The following is just a guideline on how I made P.K Boo skeleton. I wish you luck if you try to build your own. I was able to find a skeleton that you stick in the ground at Wal-Mart. This concept will also work for other items but you need to change some of the dimensions. The whole idea was to make this prop with what I had around the garage and for cheap. This prop was placed behind a 2′ x 4′ 2″ thick Styrofoam Tombstone.
I used a scrap piece of wood (1″ x 8″ x 24″) for the base. As you can see from the above photo I marked out the center line and where I wanted to place the 2×4 supports (yellow rectangle). How far I spaced the 2×4 apart was determined by the width of the skeleton that was used.
Two 24″ long 2×4 were used because I wanted the skeleton to rise up about 20″ above the tombstone. As you can see from the photo once again the center line was marked. Holes were drilled to allow me to use zip ties to hold the 3/4″ PCV pipe in place in four spots.
The each 2×4 was mounted vertically on the base by three 3″ long #8 screws. The 3/4″ PCV pipe was then zip tied to the wood. If you wish you can also use U clamps but that was add cost to the project.
NOTE: I ran PK Boo on Halloween night for 5 hours with no problems using the zip ties.
The black paper on the bottom of the skeleton was removed to get to the Styrofoam. I used the existing hole that the skeleton already had for the ground stake.
On a piece of 12″ long 1/2″ PCV a V notch was cut at one end to fit in the hole at the bottom of the skeleton.
Here is the piece of the 12″ PCV inserted into the skeleton. This PCV will later be glued in place and be part of the lift mechanize.
Cut a piece of 1″x2″x8″ (the width was to fit the skeleton) of fir strip. The tree hole were drilled using a 7/8″ spade drill bit. This piece was glued onto the bottom of the skeleton using Liquid Nail.
After the glue had dried then two 25″ long 1/2″ PCV pipe were attached. The PCV is held in place with one 1″ dry wall screw. This method allows the PCV to have some side to side movement. See below photo.

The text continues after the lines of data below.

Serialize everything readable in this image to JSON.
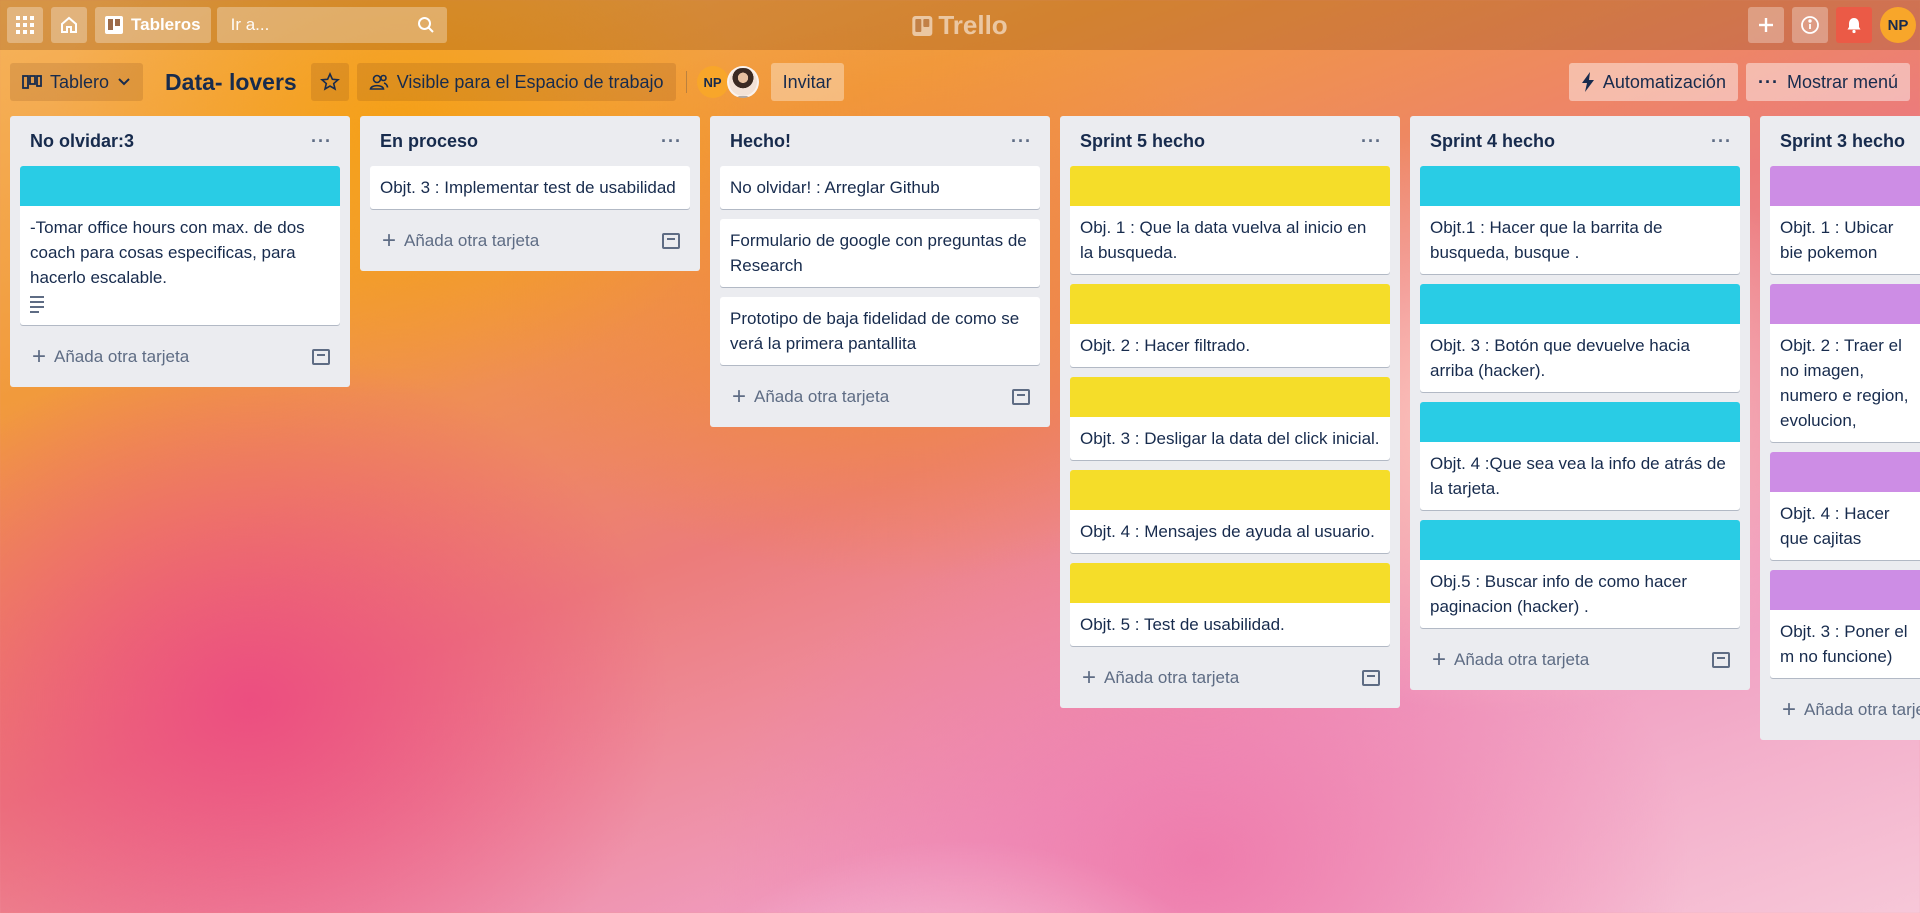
{
  "topbar": {
    "boards_label": "Tableros",
    "search_placeholder": "Ir a...",
    "logo_text": "Trello",
    "user_initials": "NP"
  },
  "boardbar": {
    "view_label": "Tablero",
    "board_title": "Data- lovers",
    "visibility_label": "Visible para el Espacio de trabajo",
    "member_initials": "NP",
    "invite_label": "Invitar",
    "automation_label": "Automatización",
    "menu_label": "Mostrar menú"
  },
  "add_card_label": "Añada otra tarjeta",
  "colors": {
    "cyan_cover": "#29cce5",
    "yellow_cover": "#f5dd29",
    "purple_cover": "#cd8de5",
    "bell_red": "#eb5a46",
    "avatar_orange": "#f8a62a"
  },
  "lists": [
    {
      "title": "No olvidar:3",
      "cards": [
        {
          "cover": "cyan",
          "text": "-Tomar office hours con max. de dos coach para cosas especificas, para hacerlo escalable.",
          "has_description": true
        }
      ]
    },
    {
      "title": "En proceso",
      "cards": [
        {
          "cover": null,
          "text": "Objt. 3 : Implementar test de usabilidad"
        }
      ]
    },
    {
      "title": "Hecho!",
      "cards": [
        {
          "cover": null,
          "text": "No olvidar! : Arreglar Github"
        },
        {
          "cover": null,
          "text": "Formulario de google con preguntas de Research"
        },
        {
          "cover": null,
          "text": "Prototipo de baja fidelidad de como se verá la primera pantallita"
        }
      ]
    },
    {
      "title": "Sprint 5 hecho",
      "cards": [
        {
          "cover": "yellow",
          "text": "Obj. 1 : Que la data vuelva al inicio en la busqueda."
        },
        {
          "cover": "yellow",
          "text": "Objt. 2 : Hacer filtrado."
        },
        {
          "cover": "yellow",
          "text": "Objt. 3 : Desligar la data del click inicial."
        },
        {
          "cover": "yellow",
          "text": "Objt. 4 : Mensajes de ayuda al usuario."
        },
        {
          "cover": "yellow",
          "text": "Objt. 5 : Test de usabilidad."
        }
      ]
    },
    {
      "title": "Sprint 4 hecho",
      "cards": [
        {
          "cover": "cyan",
          "text": "Objt.1 : Hacer que la barrita de busqueda, busque ."
        },
        {
          "cover": "cyan",
          "text": "Objt. 3 : Botón que devuelve hacia arriba (hacker)."
        },
        {
          "cover": "cyan",
          "text": "Objt. 4 :Que sea vea la info de atrás de la tarjeta."
        },
        {
          "cover": "cyan",
          "text": "Obj.5 : Buscar info de como hacer paginacion (hacker) ."
        }
      ]
    },
    {
      "title": "Sprint 3 hecho",
      "cards": [
        {
          "cover": "purple",
          "text": "Objt. 1 : Ubicar bie pokemon"
        },
        {
          "cover": "purple",
          "text": "Objt. 2 : Traer el no imagen, numero e region, evolucion,"
        },
        {
          "cover": "purple",
          "text": "Objt. 4 : Hacer que cajitas"
        },
        {
          "cover": "purple",
          "text": "Objt. 3 : Poner el m no funcione)"
        }
      ]
    }
  ]
}
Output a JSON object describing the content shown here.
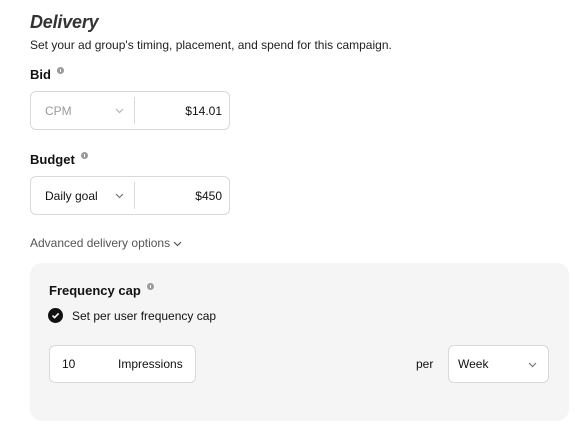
{
  "section": {
    "title": "Delivery",
    "subtitle": "Set your ad group's timing, placement, and spend for this campaign."
  },
  "bid": {
    "label": "Bid",
    "type_value": "CPM",
    "amount": "$14.01"
  },
  "budget": {
    "label": "Budget",
    "type_value": "Daily goal",
    "amount": "$450"
  },
  "advanced": {
    "label": "Advanced delivery options"
  },
  "frequency_cap": {
    "title": "Frequency cap",
    "checkbox_label": "Set per user frequency cap",
    "checked": true,
    "count": "10",
    "unit": "Impressions",
    "per_label": "per",
    "period": "Week"
  },
  "colors": {
    "panel_bg": "#f5f5f5",
    "border": "#d9d9d9",
    "disabled_text": "#9a9a9a"
  },
  "icons": [
    "info-icon",
    "chevron-down-icon",
    "checkmark-icon"
  ]
}
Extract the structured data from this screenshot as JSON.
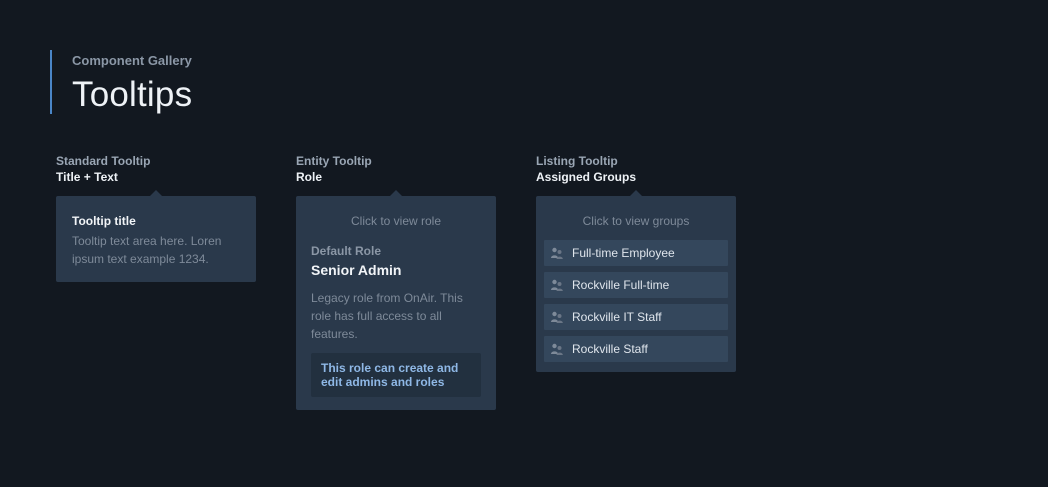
{
  "header": {
    "eyebrow": "Component Gallery",
    "title": "Tooltips"
  },
  "standard": {
    "label": "Standard Tooltip",
    "sublabel": "Title + Text",
    "tooltip_title": "Tooltip title",
    "tooltip_text": "Tooltip text area here. Loren ipsum text example 1234."
  },
  "entity": {
    "label": "Entity Tooltip",
    "sublabel": "Role",
    "click_hint": "Click to view role",
    "role_label": "Default Role",
    "role_name": "Senior Admin",
    "role_description": "Legacy role from OnAir. This role has full access to all features.",
    "callout": "This role can create and edit admins and roles"
  },
  "listing": {
    "label": "Listing Tooltip",
    "sublabel": "Assigned Groups",
    "click_hint": "Click to view groups",
    "items": [
      {
        "name": "Full-time Employee",
        "icon": "group-icon"
      },
      {
        "name": "Rockville Full-time",
        "icon": "group-icon"
      },
      {
        "name": "Rockville IT Staff",
        "icon": "group-icon"
      },
      {
        "name": "Rockville Staff",
        "icon": "group-icon"
      }
    ]
  },
  "colors": {
    "background": "#121820",
    "tooltip_bg": "#2a394b",
    "accent": "#4a86c8",
    "callout_text": "#8fb8e6"
  }
}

Here is what the skeleton looked like at this stage. The 1/2″ PCV pipe slides down into the 3/4″ PCV pipe. At this stage you want to make sure the skeleton can move up and down freely. If not then make adjustment until it does.
I didn’t like the stiff wire used in the Skeleton’s as I wanted to a attach the hands to the top of the tombstone. The wire was removed from the Styrofoam bones that ran through the middle of the arms. Care needs to be taken as not to break the Styrofoam bones
Once the wire is removed there will be a nice groove in the center of the bone. Trimmer line (.080″) was hot glued in place of the wire. Take your time and do a small section at a time allowing the hot glue to dry. During this time you may need to hold the trimmer line down into the glue. I used a toothpick to do this as it can easily be broken off once the glue dries. Also make sure you leave about a 1″ spacing between the bones to allow for movement.
Here is a photo of the linkage arm attached to the prop.
A 1/2″ PVC coupler was used to attached linkage arm to the prop. The bottom part of the coupler was glued to the 1/2″ PVC pipe. The top part was not glued so it could easily be removed from the prop.
Here is a close up of the notch that was cut into the lower part of the PVC pipe to allow the linkage to move freely.
The bottom view shows some spacers that were inserted to keep the linkage center in the notch.
Here is a close up view of the spacers used at the pivot point of the linkage.
Zip tie double stick hold down pad were placed on top of the tombstone where the hands were zip-tied in place.
Make sure the linkage arm does not make contact with the tombstone.